Again, this is all speculation and hypotheticals since I don't have enough information on the specifics of the Childs case to come to any meaningful conclusion. I would love to have more information on this case, however. If anyone has anything more detailed than what's been released to the press, I'd love to hear it.
Given the facts known, Childs certainly did something he shouldn't have, but unless he dropped a logic bomb in the network, it's barely a bump in the road.
If you really wanted to make a point and mess up the network, there are many better ways to do it. You could place a box near the core somewhere that randomly swaps bits in the datastream. That would certainly cause problems, but would also be discovered quickly.
Better yet, write a few database queries that randomly swap numbers and letters in various database fields. If that script started out slow and then grew in scope over days and weeks, it's likely that by the time the problem was discovered, most of the backups would already be tainted, and anything using that database would be basically unusable. For a municipal government, the data loss and time required to fix that problem would be significant, to be sure. Most or all criminal and tax records would be compromised and chaos would ensue. Interestingly, I wrote about this very scenario several years ago. The cost to fix problems like that would carry a heavy pricetag, indeed. Maybe even millions of dollars.
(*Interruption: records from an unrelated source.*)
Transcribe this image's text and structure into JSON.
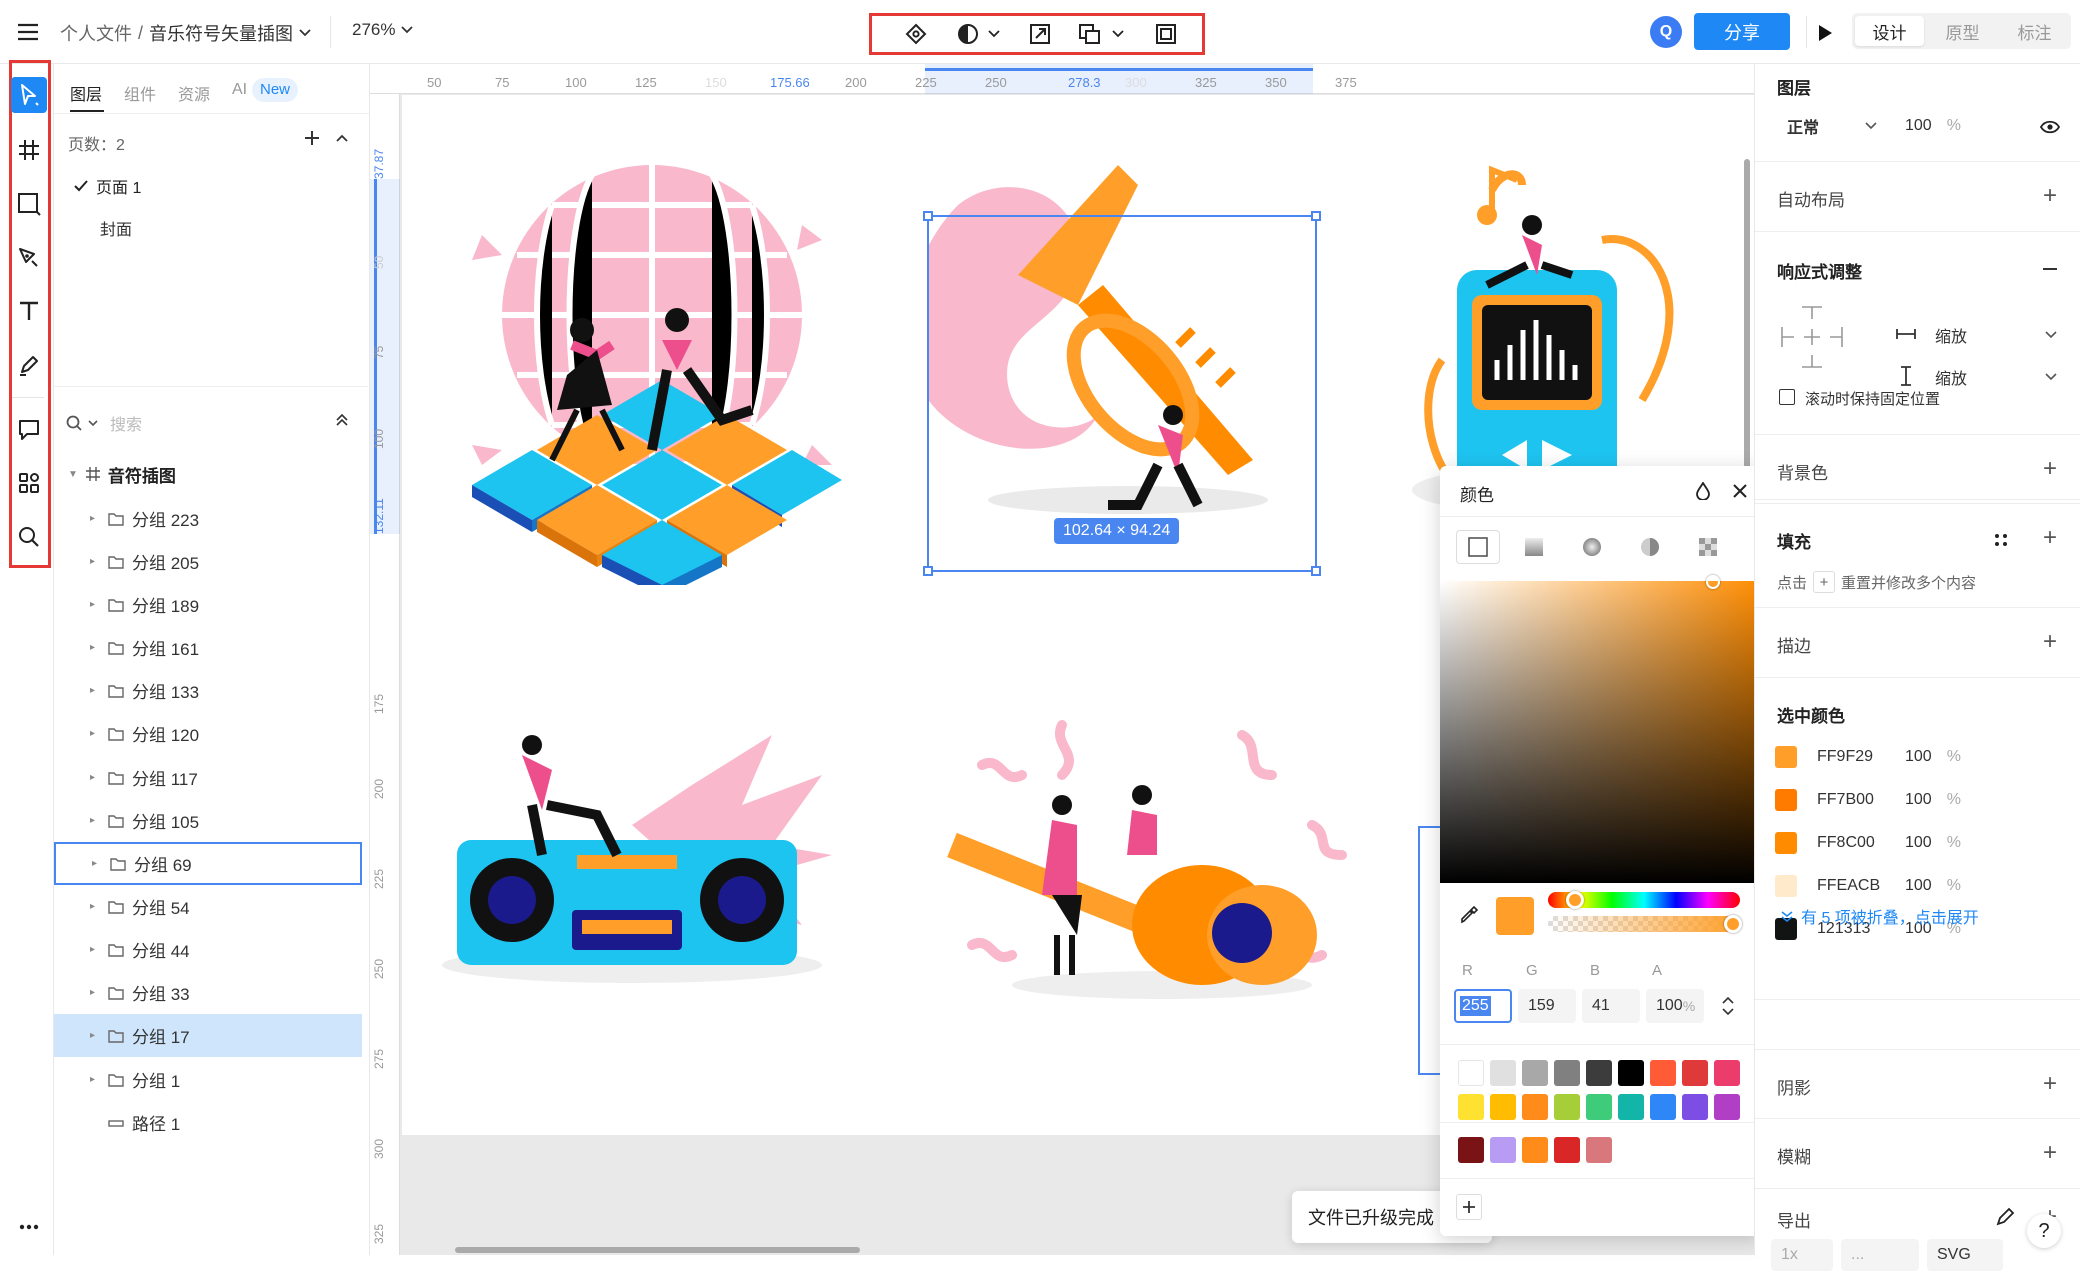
{
  "topbar": {
    "breadcrumb_root": "个人文件",
    "breadcrumb_sep": "/",
    "file_name": "音乐符号矢量插图",
    "zoom": "276%",
    "avatar_letter": "Q",
    "share_label": "分享",
    "mode_tabs": [
      "设计",
      "原型",
      "标注"
    ]
  },
  "left_panel": {
    "tabs": [
      "图层",
      "组件",
      "资源",
      "AI"
    ],
    "ai_badge": "New",
    "pages_label": "页数：2",
    "pages": [
      "页面 1",
      "封面"
    ],
    "search_placeholder": "搜索",
    "frame_name": "音符插图",
    "layers": [
      "分组 223",
      "分组 205",
      "分组 189",
      "分组 161",
      "分组 133",
      "分组 120",
      "分组 117",
      "分组 105",
      "分组 69",
      "分组 54",
      "分组 44",
      "分组 33",
      "分组 17",
      "分组 1",
      "路径 1"
    ]
  },
  "rulers": {
    "top": [
      "50",
      "75",
      "100",
      "125",
      "150",
      "175.66",
      "200",
      "225",
      "250",
      "278.3",
      "300",
      "325",
      "350",
      "375"
    ],
    "left": [
      "37.87",
      "50",
      "75",
      "100",
      "132.11",
      "175",
      "200",
      "225",
      "250",
      "275",
      "300",
      "325"
    ]
  },
  "canvas": {
    "selection_size": "102.64 × 94.24",
    "toast": "文件已升级完成"
  },
  "color_picker": {
    "title": "颜色",
    "channel_labels": [
      "R",
      "G",
      "B",
      "A"
    ],
    "r": "255",
    "g": "159",
    "b": "41",
    "a": "100",
    "a_unit": "%",
    "current_color": "#FF9F29",
    "palette_row1": [
      "#ffffff",
      "#e0e0e0",
      "#a8a8a8",
      "#808080",
      "#3c3c3c",
      "#000000",
      "#ff5b37",
      "#e0393a",
      "#ec3c6b"
    ],
    "palette_row2": [
      "#ffe231",
      "#ffbc00",
      "#ff8c1a",
      "#a6ce39",
      "#3ecc7a",
      "#13b5a8",
      "#2f86f6",
      "#7c4ee4",
      "#b13fc6"
    ],
    "recent_colors": [
      "#7a1315",
      "#b89cf4",
      "#ff8c1a",
      "#d92727",
      "#d9787c"
    ]
  },
  "right_panel": {
    "layer_title": "图层",
    "blend_mode": "正常",
    "opacity": "100",
    "opacity_unit": "%",
    "auto_layout": "自动布局",
    "responsive": "响应式调整",
    "h_constraint": "缩放",
    "v_constraint": "缩放",
    "fix_scroll": "滚动时保持固定位置",
    "background": "背景色",
    "fill": "填充",
    "fill_hint_prefix": "点击",
    "fill_hint_suffix": "重置并修改多个内容",
    "stroke": "描边",
    "selected_colors_title": "选中颜色",
    "selected_colors": [
      {
        "hex": "FF9F29",
        "color": "#FF9F29",
        "opacity": "100"
      },
      {
        "hex": "FF7B00",
        "color": "#FF7B00",
        "opacity": "100"
      },
      {
        "hex": "FF8C00",
        "color": "#FF8C00",
        "opacity": "100"
      },
      {
        "hex": "FFEACB",
        "color": "#FFEACB",
        "opacity": "100"
      },
      {
        "hex": "121313",
        "color": "#121313",
        "opacity": "100"
      }
    ],
    "collapsed_note": "有 5 项被折叠，点击展开",
    "shadow": "阴影",
    "blur": "模糊",
    "export": "导出",
    "export_scale": "1x",
    "export_suffix": "...",
    "export_format": "SVG"
  },
  "colors": {
    "accent": "#1e88f5",
    "orange": "#ff9f29",
    "pink": "#f9b8cb",
    "cyan": "#1ec4f0",
    "selection": "#4a86f0"
  }
}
Don't get me wrong -- I'm not defending Childs' actions in any way, shape, or form, I'm just pointing out that there's a world of difference between letting the air out of a car's tires and wiring a bomb to the ignition switch.